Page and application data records
----

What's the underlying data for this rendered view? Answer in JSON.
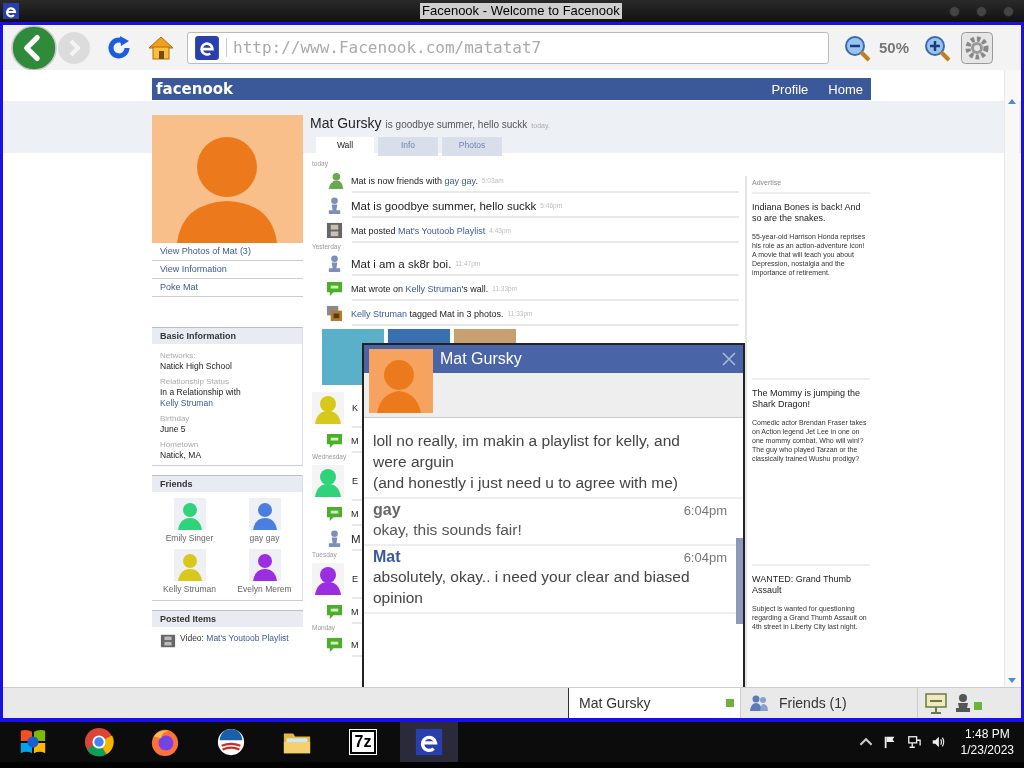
{
  "window": {
    "title": "Facenook - Welcome to Facenook"
  },
  "toolbar": {
    "url": "http://www.Facenook.com/matatat7",
    "zoom": "50%"
  },
  "site": {
    "logo": "facenook",
    "nav": [
      "Profile",
      "Home"
    ]
  },
  "profile": {
    "name": "Mat Gursky",
    "status": "is goodbye summer, hello suckk",
    "status_time": "today.",
    "links": [
      "View Photos of Mat (3)",
      "View Information",
      "Poke Mat"
    ],
    "tabs": [
      {
        "label": "Wall",
        "selected": true
      },
      {
        "label": "Info",
        "selected": false
      },
      {
        "label": "Photos",
        "selected": false
      }
    ]
  },
  "basic_info": {
    "title": "Basic Information",
    "fields": [
      {
        "label": "Networks:",
        "value": "Natick High School"
      },
      {
        "label": "Relationship Status",
        "value": "In a Relationship with",
        "link": "Kelly Struman"
      },
      {
        "label": "Birthday",
        "value": "June 5"
      },
      {
        "label": "Hometown",
        "value": "Natick, MA"
      }
    ]
  },
  "friends": {
    "title": "Friends",
    "items": [
      {
        "name": "Emily Singer",
        "color": "#2fd37a"
      },
      {
        "name": "gay gay",
        "color": "#4a7fe0"
      },
      {
        "name": "Kelly Struman",
        "color": "#d8c81c"
      },
      {
        "name": "Evelyn Merem",
        "color": "#9a2ee0"
      }
    ]
  },
  "posted_items": {
    "title": "Posted Items",
    "items": [
      {
        "prefix": "Video: ",
        "link": "Mat's Youtoob Playlist"
      }
    ]
  },
  "feed": [
    {
      "kind": "day",
      "text": "today"
    },
    {
      "kind": "friend",
      "segments": [
        {
          "text": "Mat is now friends with ",
          "link": false
        },
        {
          "text": "gay gay",
          "link": true
        },
        {
          "text": ".",
          "link": false
        }
      ],
      "time": "5:03am"
    },
    {
      "kind": "status",
      "segments": [
        {
          "text": "Mat is goodbye summer, hello suckk",
          "link": false
        }
      ],
      "time": "5:46pm"
    },
    {
      "kind": "video",
      "segments": [
        {
          "text": "Mat posted ",
          "link": false
        },
        {
          "text": "Mat's Youtoob Playlist",
          "link": true
        }
      ],
      "time": "4:43pm"
    },
    {
      "kind": "day",
      "text": "Yesterday"
    },
    {
      "kind": "status",
      "segments": [
        {
          "text": "Mat i am a sk8r boi.",
          "link": false
        }
      ],
      "time": "11:47pm"
    },
    {
      "kind": "wall",
      "segments": [
        {
          "text": "Mat wrote on ",
          "link": false
        },
        {
          "text": "Kelly Struman",
          "link": true
        },
        {
          "text": "'s wall.",
          "link": false
        }
      ],
      "time": "11:33pm"
    },
    {
      "kind": "tag",
      "segments": [
        {
          "text": "Kelly Struman",
          "link": true
        },
        {
          "text": " tagged Mat in 3 photos.",
          "link": false
        }
      ],
      "time": "11:33pm"
    },
    {
      "kind": "photos"
    },
    {
      "kind": "post",
      "color": "#d8c81c",
      "segments": [
        {
          "text": "K",
          "link": false
        }
      ]
    },
    {
      "kind": "wall",
      "segments": [
        {
          "text": "M",
          "link": false
        }
      ]
    },
    {
      "kind": "day",
      "text": "Wednesday"
    },
    {
      "kind": "post",
      "color": "#2fd37a",
      "segments": [
        {
          "text": "E",
          "link": false
        }
      ]
    },
    {
      "kind": "wall",
      "segments": [
        {
          "text": "M",
          "link": false
        }
      ]
    },
    {
      "kind": "status",
      "segments": [
        {
          "text": "M",
          "link": false
        }
      ]
    },
    {
      "kind": "day",
      "text": "Tuesday"
    },
    {
      "kind": "post",
      "color": "#9a2ee0",
      "segments": [
        {
          "text": "E",
          "link": false
        }
      ]
    },
    {
      "kind": "wall",
      "segments": [
        {
          "text": "M",
          "link": false
        }
      ]
    },
    {
      "kind": "day",
      "text": "Monday"
    },
    {
      "kind": "wall",
      "segments": [
        {
          "text": "M",
          "link": false
        }
      ]
    }
  ],
  "ads": {
    "title": "Advertise",
    "items": [
      {
        "headline": "Indiana Bones is back! And so are the snakes.",
        "body": "55-year-old Harrison Honda reprises his role as an action-adventure icon! A movie that will teach you about Depression, nostalgia and the importance of retirement."
      },
      {
        "headline": "The Mommy is jumping the Shark Dragon!",
        "body": "Comedic actor Brendan Fraser takes on Action legend Jet Lee in one on one mommy combat. Who will win!? The guy who played Tarzan or the classically trained Wushu prodigy?"
      },
      {
        "headline": "WANTED: Grand Thumb Assault",
        "body": "Subject is wanted for questioning regarding a Grand Thumb Assault on 4th street in Liberty City last night."
      }
    ]
  },
  "chat": {
    "name": "Mat Gursky",
    "messages": [
      {
        "kind": "self",
        "text": "loll no really, im makin a playlist for kelly, and were arguin\n(and honestly i just need u to agree with me)"
      },
      {
        "kind": "other",
        "author": "gay",
        "time": "6:04pm",
        "text": "okay, this sounds fair!"
      },
      {
        "kind": "self",
        "author": "Mat",
        "time": "6:04pm",
        "text": "absolutely, okay.. i need your clear and biased opinion"
      }
    ]
  },
  "chat_bar": {
    "tab": "Mat Gursky",
    "online": true,
    "friends": "Friends (1)"
  },
  "taskbar": {
    "apps": [
      {
        "kind": "start",
        "selected": false
      },
      {
        "kind": "chrome",
        "selected": false
      },
      {
        "kind": "firefox",
        "selected": false
      },
      {
        "kind": "campaign",
        "selected": false
      },
      {
        "kind": "folder",
        "selected": false
      },
      {
        "kind": "archive",
        "label": "7z",
        "selected": false
      },
      {
        "kind": "browser",
        "selected": true
      }
    ],
    "time": "1:48 PM",
    "date": "1/23/2023"
  }
}
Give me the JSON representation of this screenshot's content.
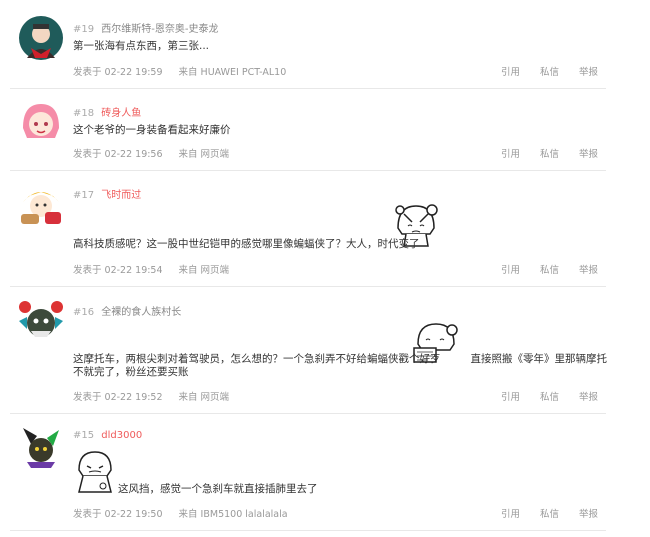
{
  "actions": {
    "quote": "引用",
    "message": "私信",
    "report": "举报"
  },
  "posts": [
    {
      "floor": "#19",
      "username": "西尔维斯特-恩奈奥-史泰龙",
      "content": "第一张海有点东西，第三张...",
      "time": "发表于 02-22 19:59",
      "source": "来自 HUAWEI PCT-AL10"
    },
    {
      "floor": "#18",
      "username": "砖身人鱼",
      "content": "这个老爷的一身装备看起来好廉价",
      "time": "发表于 02-22 19:56",
      "source": "来自 网页端"
    },
    {
      "floor": "#17",
      "username": "飞时而过",
      "content": "高科技质感呢？这一股中世纪铠甲的感觉哪里像蝙蝠侠了？大人，时代变了",
      "time": "发表于 02-22 19:54",
      "source": "来自 网页端"
    },
    {
      "floor": "#16",
      "username": "全裸的食人族村长",
      "content_line1": "这摩托车，两根尖刺对着驾驶员，怎么想的？一个急刹弄不好给蝙蝠侠戳个好歹",
      "content_line1b": "直接照搬《零年》里那辆摩托",
      "content_line2": "不就完了，粉丝还要买账",
      "time": "发表于 02-22 19:52",
      "source": "来自 网页端"
    },
    {
      "floor": "#15",
      "username": "dld3000",
      "content": "这风挡，感觉一个急刹车就直接插肺里去了",
      "time": "发表于 02-22 19:50",
      "source": "来自 IBM5100 lalalalala"
    }
  ]
}
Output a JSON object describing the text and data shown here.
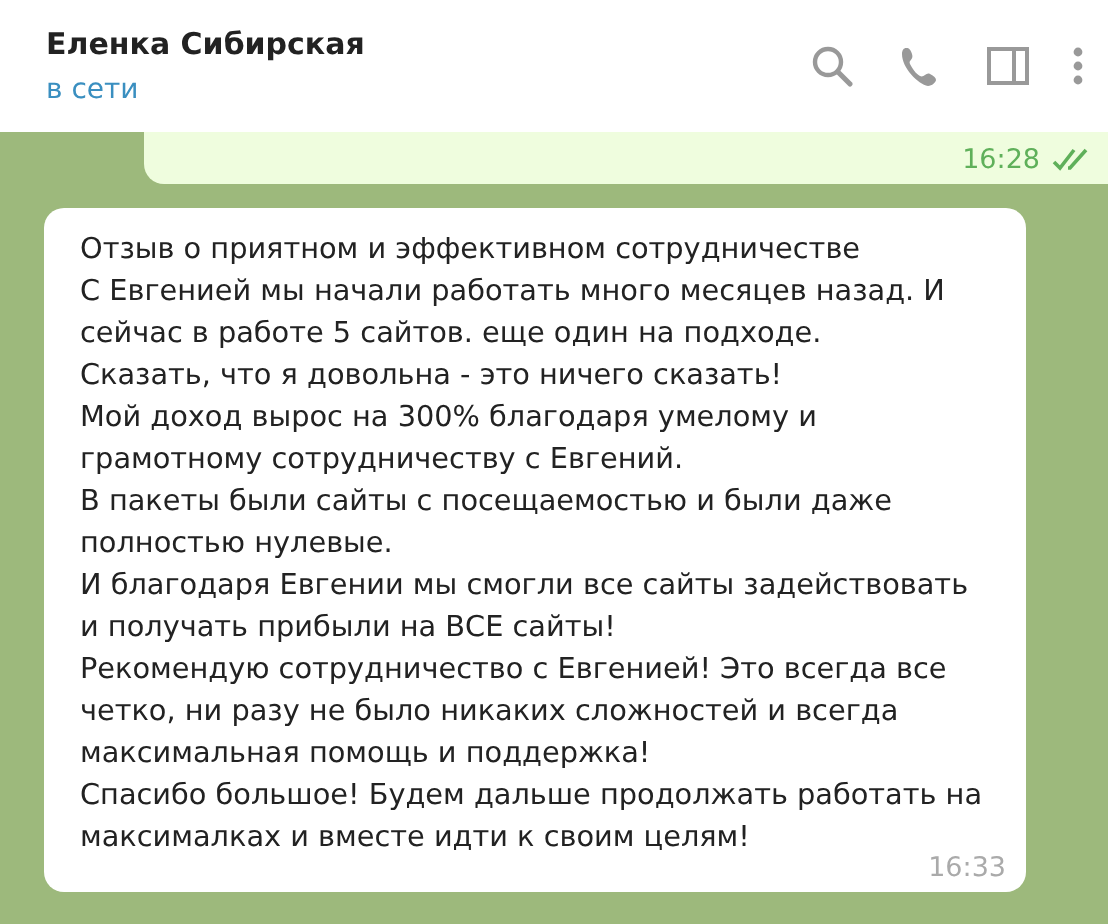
{
  "header": {
    "name": "Еленка Сибирская",
    "status": "в сети"
  },
  "messages": [
    {
      "kind": "outgoing",
      "time": "16:28",
      "read": true
    },
    {
      "kind": "incoming",
      "text": "Отзыв о приятном и эффективном сотрудничестве\nС Евгенией мы начали работать много месяцев назад. И\nсейчас в работе 5 сайтов. еще один на подходе.\nСказать, что я довольна - это ничего сказать!\nМой доход вырос на 300% благодаря умелому и\nграмотному сотрудничеству с Евгений.\nВ пакеты были сайты с посещаемостью и были даже\nполностью нулевые.\nИ благодаря Евгении мы смогли все сайты задействовать\nи получать прибыли на ВСЕ сайты!\nРекомендую сотрудничество с Евгенией! Это всегда все\nчетко, ни разу не было никаких сложностей и всегда\nмаксимальная помощь и поддержка!\nСпасибо большое! Будем дальше продолжать работать на\nмаксималках и вместе идти к своим целям!",
      "time": "16:33"
    }
  ]
}
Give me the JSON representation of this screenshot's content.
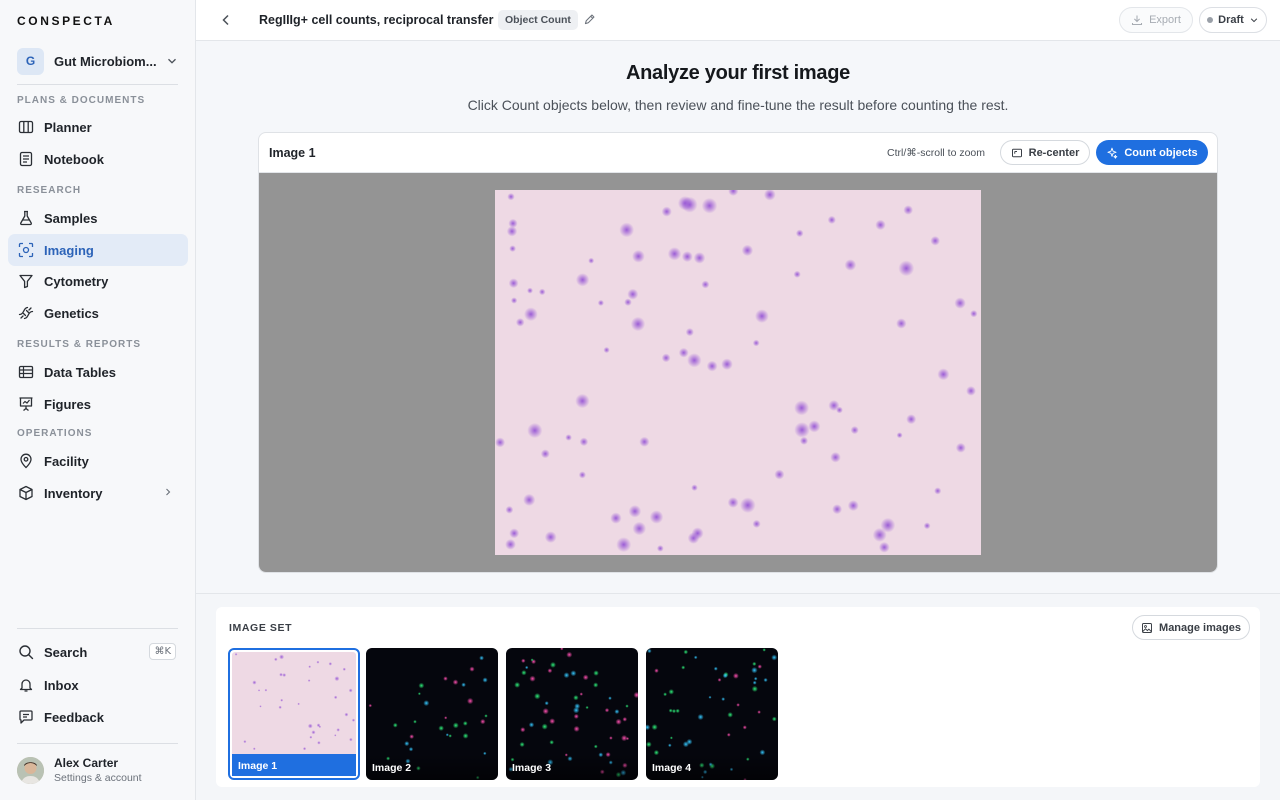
{
  "app": {
    "logo": "CONSPECTA"
  },
  "workspace": {
    "initial": "G",
    "name": "Gut Microbiom..."
  },
  "sidebar": {
    "sections": [
      {
        "label": "PLANS & DOCUMENTS",
        "items": [
          {
            "label": "Planner",
            "icon": "columns-icon"
          },
          {
            "label": "Notebook",
            "icon": "notebook-icon"
          }
        ]
      },
      {
        "label": "RESEARCH",
        "items": [
          {
            "label": "Samples",
            "icon": "flask-icon"
          },
          {
            "label": "Imaging",
            "icon": "imaging-icon",
            "active": true
          },
          {
            "label": "Cytometry",
            "icon": "funnel-icon"
          },
          {
            "label": "Genetics",
            "icon": "dna-icon"
          }
        ]
      },
      {
        "label": "RESULTS & REPORTS",
        "items": [
          {
            "label": "Data Tables",
            "icon": "table-icon"
          },
          {
            "label": "Figures",
            "icon": "chart-icon"
          }
        ]
      },
      {
        "label": "OPERATIONS",
        "items": [
          {
            "label": "Facility",
            "icon": "location-pin-icon"
          },
          {
            "label": "Inventory",
            "icon": "box-icon"
          }
        ]
      }
    ],
    "bottom": {
      "search": "Search",
      "search_shortcut": "⌘K",
      "inbox": "Inbox",
      "feedback": "Feedback"
    },
    "user": {
      "name": "Alex Carter",
      "subtitle": "Settings & account"
    }
  },
  "topbar": {
    "title": "RegIIIg+ cell counts, reciprocal transfer",
    "type_badge": "Object Count",
    "export_label": "Export",
    "status_label": "Draft"
  },
  "main": {
    "heading": "Analyze your first image",
    "subheading": "Click Count objects below, then review and fine-tune the result before counting the rest.",
    "viewer": {
      "title": "Image 1",
      "zoom_hint": "Ctrl/⌘-scroll to zoom",
      "recenter_label": "Re-center",
      "count_label": "Count objects"
    }
  },
  "image_set": {
    "label": "IMAGE SET",
    "manage_label": "Manage images",
    "images": [
      {
        "label": "Image 1",
        "selected": true,
        "style": "brightfield"
      },
      {
        "label": "Image 2",
        "selected": false,
        "style": "fluorescence"
      },
      {
        "label": "Image 3",
        "selected": false,
        "style": "fluorescence"
      },
      {
        "label": "Image 4",
        "selected": false,
        "style": "fluorescence"
      }
    ]
  },
  "colors": {
    "accent": "#1f6fe0",
    "active_nav_bg": "#e3ebf7",
    "stain_bg": "#eed9e4",
    "cell": "#9b5cd6"
  }
}
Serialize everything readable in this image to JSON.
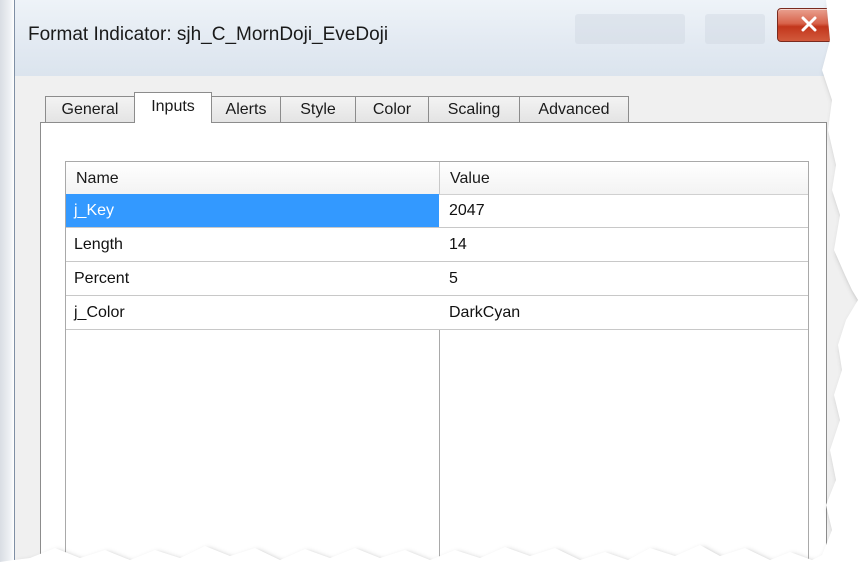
{
  "window": {
    "title": "Format Indicator: sjh_C_MornDoji_EveDoji",
    "close_icon": "close-x-icon",
    "close_color": "#c7402a"
  },
  "tabs": [
    {
      "label": "General"
    },
    {
      "label": "Inputs",
      "active": true
    },
    {
      "label": "Alerts"
    },
    {
      "label": "Style"
    },
    {
      "label": "Color"
    },
    {
      "label": "Scaling"
    },
    {
      "label": "Advanced"
    }
  ],
  "inputs_grid": {
    "columns": [
      "Name",
      "Value"
    ],
    "rows": [
      {
        "name": "j_Key",
        "value": "2047",
        "selected": true
      },
      {
        "name": "Length",
        "value": "14"
      },
      {
        "name": "Percent",
        "value": "5"
      },
      {
        "name": "j_Color",
        "value": "DarkCyan"
      }
    ],
    "selection_color": "#3399ff"
  }
}
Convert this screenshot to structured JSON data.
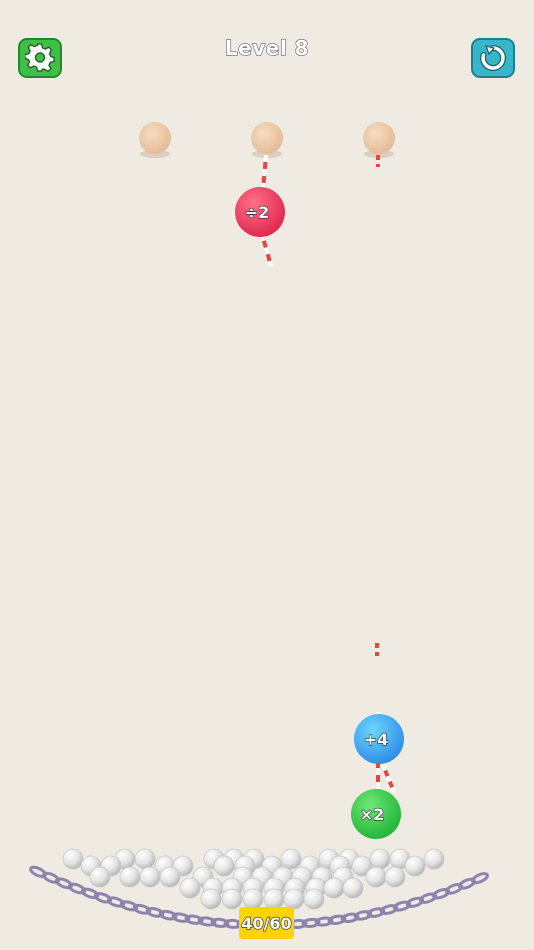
{
  "header": {
    "level_title": "Level 8",
    "settings_icon": "gear-icon",
    "restart_icon": "restart-icon"
  },
  "operators": {
    "divide": {
      "label": "÷2",
      "color": "#ef3f62"
    },
    "add": {
      "label": "+4",
      "color": "#3aa7ee"
    },
    "multiply": {
      "label": "×2",
      "color": "#3ecb4e"
    }
  },
  "counter": {
    "label": "40/60",
    "color": "#ffd400"
  },
  "colors": {
    "background": "#efebe3",
    "peg": "#ecc9a6",
    "chain": "#8d84ad",
    "ball": "#e6e6e6"
  }
}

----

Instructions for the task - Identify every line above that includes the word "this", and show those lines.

Reply -
What's the underlying data for this rendered view? Answer in JSON.
        "text": "okay, this sounds fair!"
Give me the JSON representation of this screenshot's content.
Give me the JSON representation of this screenshot's content.
Serialize everything readable in this image to JSON.
Convert this screenshot to structured JSON data.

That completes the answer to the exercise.